The output must reproduce each line of the data word for word.

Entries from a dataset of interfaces

*** Block opens ***

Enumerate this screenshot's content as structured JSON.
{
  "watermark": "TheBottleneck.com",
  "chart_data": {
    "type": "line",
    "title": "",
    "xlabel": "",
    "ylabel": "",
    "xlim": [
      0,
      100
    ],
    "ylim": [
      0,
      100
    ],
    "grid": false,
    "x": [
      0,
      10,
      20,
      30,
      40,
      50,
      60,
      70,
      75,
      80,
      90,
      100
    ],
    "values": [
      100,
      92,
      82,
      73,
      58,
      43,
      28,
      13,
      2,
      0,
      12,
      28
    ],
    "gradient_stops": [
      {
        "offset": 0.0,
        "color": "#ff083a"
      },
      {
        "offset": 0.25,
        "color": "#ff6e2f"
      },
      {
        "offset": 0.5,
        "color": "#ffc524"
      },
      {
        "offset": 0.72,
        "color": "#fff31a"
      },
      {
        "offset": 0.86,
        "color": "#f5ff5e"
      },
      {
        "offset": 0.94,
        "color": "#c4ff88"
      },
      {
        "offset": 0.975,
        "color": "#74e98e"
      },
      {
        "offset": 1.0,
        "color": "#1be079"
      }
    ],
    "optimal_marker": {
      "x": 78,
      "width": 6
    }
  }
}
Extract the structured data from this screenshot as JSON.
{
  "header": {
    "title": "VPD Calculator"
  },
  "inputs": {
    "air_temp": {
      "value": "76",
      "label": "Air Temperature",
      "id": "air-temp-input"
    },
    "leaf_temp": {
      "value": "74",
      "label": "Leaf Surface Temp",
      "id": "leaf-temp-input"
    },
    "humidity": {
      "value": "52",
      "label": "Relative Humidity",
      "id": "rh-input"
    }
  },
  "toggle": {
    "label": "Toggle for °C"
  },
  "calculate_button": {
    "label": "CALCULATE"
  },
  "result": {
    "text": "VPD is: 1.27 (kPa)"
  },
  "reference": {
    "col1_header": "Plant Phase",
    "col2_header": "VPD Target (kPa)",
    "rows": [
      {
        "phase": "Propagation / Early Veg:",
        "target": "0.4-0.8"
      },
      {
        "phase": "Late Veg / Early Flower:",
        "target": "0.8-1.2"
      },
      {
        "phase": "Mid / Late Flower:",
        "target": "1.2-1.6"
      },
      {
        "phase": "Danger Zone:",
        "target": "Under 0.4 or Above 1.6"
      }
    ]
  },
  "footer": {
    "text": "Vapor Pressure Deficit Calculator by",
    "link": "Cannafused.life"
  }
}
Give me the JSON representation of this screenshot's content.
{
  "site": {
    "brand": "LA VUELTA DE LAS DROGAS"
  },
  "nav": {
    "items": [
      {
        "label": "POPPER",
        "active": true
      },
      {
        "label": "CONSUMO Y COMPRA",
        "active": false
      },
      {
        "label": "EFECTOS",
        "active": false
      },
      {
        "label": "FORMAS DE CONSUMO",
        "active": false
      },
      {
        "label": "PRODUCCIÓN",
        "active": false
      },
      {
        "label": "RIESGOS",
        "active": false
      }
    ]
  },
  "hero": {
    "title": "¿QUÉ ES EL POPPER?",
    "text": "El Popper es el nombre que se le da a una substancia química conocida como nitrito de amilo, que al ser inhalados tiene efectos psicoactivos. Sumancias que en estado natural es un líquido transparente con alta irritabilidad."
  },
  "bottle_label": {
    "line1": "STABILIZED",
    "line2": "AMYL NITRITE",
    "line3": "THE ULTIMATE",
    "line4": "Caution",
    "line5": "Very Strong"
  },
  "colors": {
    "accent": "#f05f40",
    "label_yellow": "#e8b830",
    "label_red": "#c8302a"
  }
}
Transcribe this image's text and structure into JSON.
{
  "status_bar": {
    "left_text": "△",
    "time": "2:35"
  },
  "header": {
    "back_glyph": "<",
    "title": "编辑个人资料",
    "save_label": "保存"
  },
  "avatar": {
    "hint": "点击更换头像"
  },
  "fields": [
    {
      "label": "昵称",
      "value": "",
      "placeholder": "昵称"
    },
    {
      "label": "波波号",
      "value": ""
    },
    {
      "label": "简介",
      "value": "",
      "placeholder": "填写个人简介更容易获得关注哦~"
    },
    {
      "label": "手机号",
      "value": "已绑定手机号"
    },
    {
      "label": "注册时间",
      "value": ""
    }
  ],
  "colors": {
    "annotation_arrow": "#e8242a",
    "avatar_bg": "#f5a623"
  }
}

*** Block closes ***

Expected answer ->
Enumerate this screenshot's content as structured JSON.
{
  "watermark": "TheBottleneck.com",
  "chart_data": {
    "type": "line",
    "title": "",
    "xlabel": "",
    "ylabel": "",
    "xlim": [
      0,
      100
    ],
    "ylim": [
      0,
      100
    ],
    "grid": false,
    "x": [
      0,
      10,
      20,
      30,
      40,
      50,
      60,
      70,
      75,
      80,
      90,
      100
    ],
    "values": [
      100,
      92,
      82,
      73,
      58,
      43,
      28,
      13,
      2,
      0,
      12,
      28
    ],
    "gradient_stops": [
      {
        "offset": 0.0,
        "color": "#ff083a"
      },
      {
        "offset": 0.25,
        "color": "#ff6e2f"
      },
      {
        "offset": 0.5,
        "color": "#ffc524"
      },
      {
        "offset": 0.72,
        "color": "#fff31a"
      },
      {
        "offset": 0.86,
        "color": "#f5ff5e"
      },
      {
        "offset": 0.94,
        "color": "#c4ff88"
      },
      {
        "offset": 0.975,
        "color": "#74e98e"
      },
      {
        "offset": 1.0,
        "color": "#1be079"
      }
    ],
    "optimal_marker": {
      "x": 78,
      "width": 6
    }
  }
}
Extract the structured data from this screenshot as JSON.
{
  "header": {
    "title": "VPD Calculator"
  },
  "inputs": {
    "air_temp": {
      "value": "76",
      "label": "Air Temperature",
      "id": "air-temp-input"
    },
    "leaf_temp": {
      "value": "74",
      "label": "Leaf Surface Temp",
      "id": "leaf-temp-input"
    },
    "humidity": {
      "value": "52",
      "label": "Relative Humidity",
      "id": "rh-input"
    }
  },
  "toggle": {
    "label": "Toggle for °C"
  },
  "calculate_button": {
    "label": "CALCULATE"
  },
  "result": {
    "text": "VPD is: 1.27 (kPa)"
  },
  "reference": {
    "col1_header": "Plant Phase",
    "col2_header": "VPD Target (kPa)",
    "rows": [
      {
        "phase": "Propagation / Early Veg:",
        "target": "0.4-0.8"
      },
      {
        "phase": "Late Veg / Early Flower:",
        "target": "0.8-1.2"
      },
      {
        "phase": "Mid / Late Flower:",
        "target": "1.2-1.6"
      },
      {
        "phase": "Danger Zone:",
        "target": "Under 0.4 or Above 1.6"
      }
    ]
  },
  "footer": {
    "text": "Vapor Pressure Deficit Calculator by",
    "link": "Cannafused.life"
  }
}
Give me the JSON representation of this screenshot's content.
{
  "site": {
    "brand": "LA VUELTA DE LAS DROGAS"
  },
  "nav": {
    "items": [
      {
        "label": "POPPER",
        "active": true
      },
      {
        "label": "CONSUMO Y COMPRA",
        "active": false
      },
      {
        "label": "EFECTOS",
        "active": false
      },
      {
        "label": "FORMAS DE CONSUMO",
        "active": false
      },
      {
        "label": "PRODUCCIÓN",
        "active": false
      },
      {
        "label": "RIESGOS",
        "active": false
      }
    ]
  },
  "hero": {
    "title": "¿QUÉ ES EL POPPER?",
    "text": "El Popper es el nombre que se le da a una substancia química conocida como nitrito de amilo, que al ser inhalados tiene efectos psicoactivos. Sumancias que en estado natural es un líquido transparente con alta irritabilidad."
  },
  "bottle_label": {
    "line1": "STABILIZED",
    "line2": "AMYL NITRITE",
    "line3": "THE ULTIMATE",
    "line4": "Caution",
    "line5": "Very Strong"
  },
  "colors": {
    "accent": "#f05f40",
    "label_yellow": "#e8b830",
    "label_red": "#c8302a"
  }
}
Transcribe this image's text and structure into JSON.
{
  "status_bar": {
    "left_text": "△",
    "time": "2:35"
  },
  "header": {
    "back_glyph": "<",
    "title": "编辑个人资料",
    "save_label": "保存"
  },
  "avatar": {
    "hint": "点击更换头像"
  },
  "fields": [
    {
      "label": "昵称",
      "value": "",
      "placeholder": "昵称"
    },
    {
      "label": "波波号",
      "value": ""
    },
    {
      "label": "简介",
      "value": "",
      "placeholder": "填写个人简介更容易获得关注哦~"
    },
    {
      "label": "手机号",
      "value": "已绑定手机号"
    },
    {
      "label": "注册时间",
      "value": ""
    }
  ],
  "colors": {
    "annotation_arrow": "#e8242a",
    "avatar_bg": "#f5a623"
  }
}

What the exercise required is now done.